Given the records below, pull every line with the word "handle" into the answer.

Extracted data entries:
= Beginning of Section =
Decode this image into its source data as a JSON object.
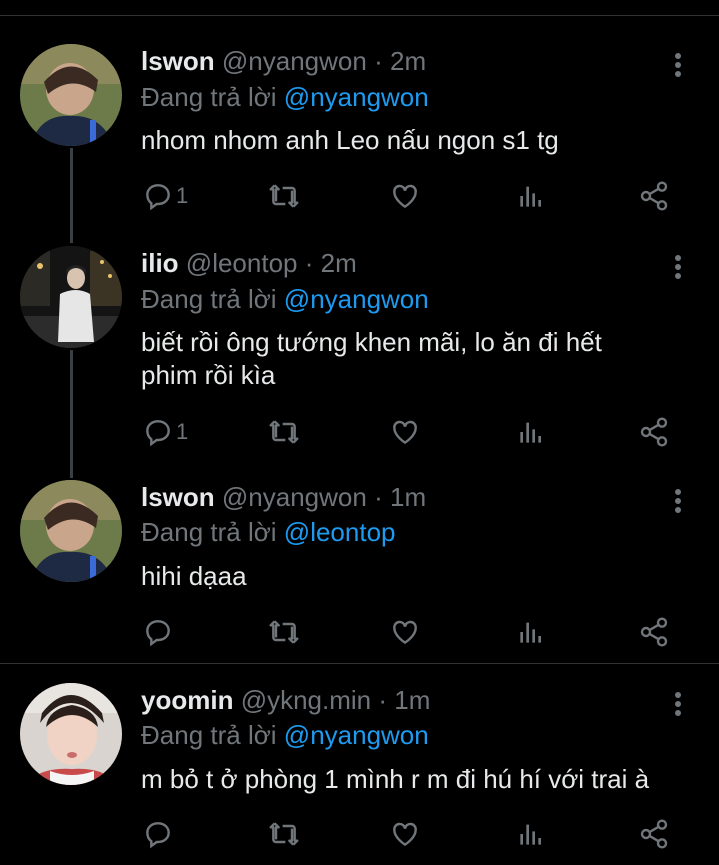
{
  "colors": {
    "background": "#000000",
    "text": "#e7e9ea",
    "muted": "#71767b",
    "link": "#1d9bf0"
  },
  "tweets": [
    {
      "name": "lswon",
      "handle": "@nyangwon",
      "time": "2m",
      "reply_prefix": "Đang trả lời",
      "reply_to": "@nyangwon",
      "text": "nhom nhom anh Leo nấu ngon s1 tg",
      "reply_count": "1",
      "avatar": "avatar-lswon"
    },
    {
      "name": "ilio",
      "handle": "@leontop",
      "time": "2m",
      "reply_prefix": "Đang trả lời",
      "reply_to": "@nyangwon",
      "text": "biết rồi ông tướng khen mãi, lo ăn đi hết phim rồi kìa",
      "reply_count": "1",
      "avatar": "avatar-ilio"
    },
    {
      "name": "lswon",
      "handle": "@nyangwon",
      "time": "1m",
      "reply_prefix": "Đang trả lời",
      "reply_to": "@leontop",
      "text": "hihi dạaa",
      "reply_count": "",
      "avatar": "avatar-lswon"
    },
    {
      "name": "yoomin",
      "handle": "@ykng.min",
      "time": "1m",
      "reply_prefix": "Đang trả lời",
      "reply_to": "@nyangwon",
      "text": "m bỏ t ở phòng 1 mình r m đi hú hí với trai à",
      "reply_count": "",
      "avatar": "avatar-yoomin"
    }
  ],
  "icons": [
    "reply-icon",
    "retweet-icon",
    "like-icon",
    "views-icon",
    "share-icon",
    "more-icon"
  ]
}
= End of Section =
▸ REPLY
      "handle": "@nyangwon",
      "handle": "@leontop",
      "handle": "@nyangwon",
      "handle": "@ykng.min",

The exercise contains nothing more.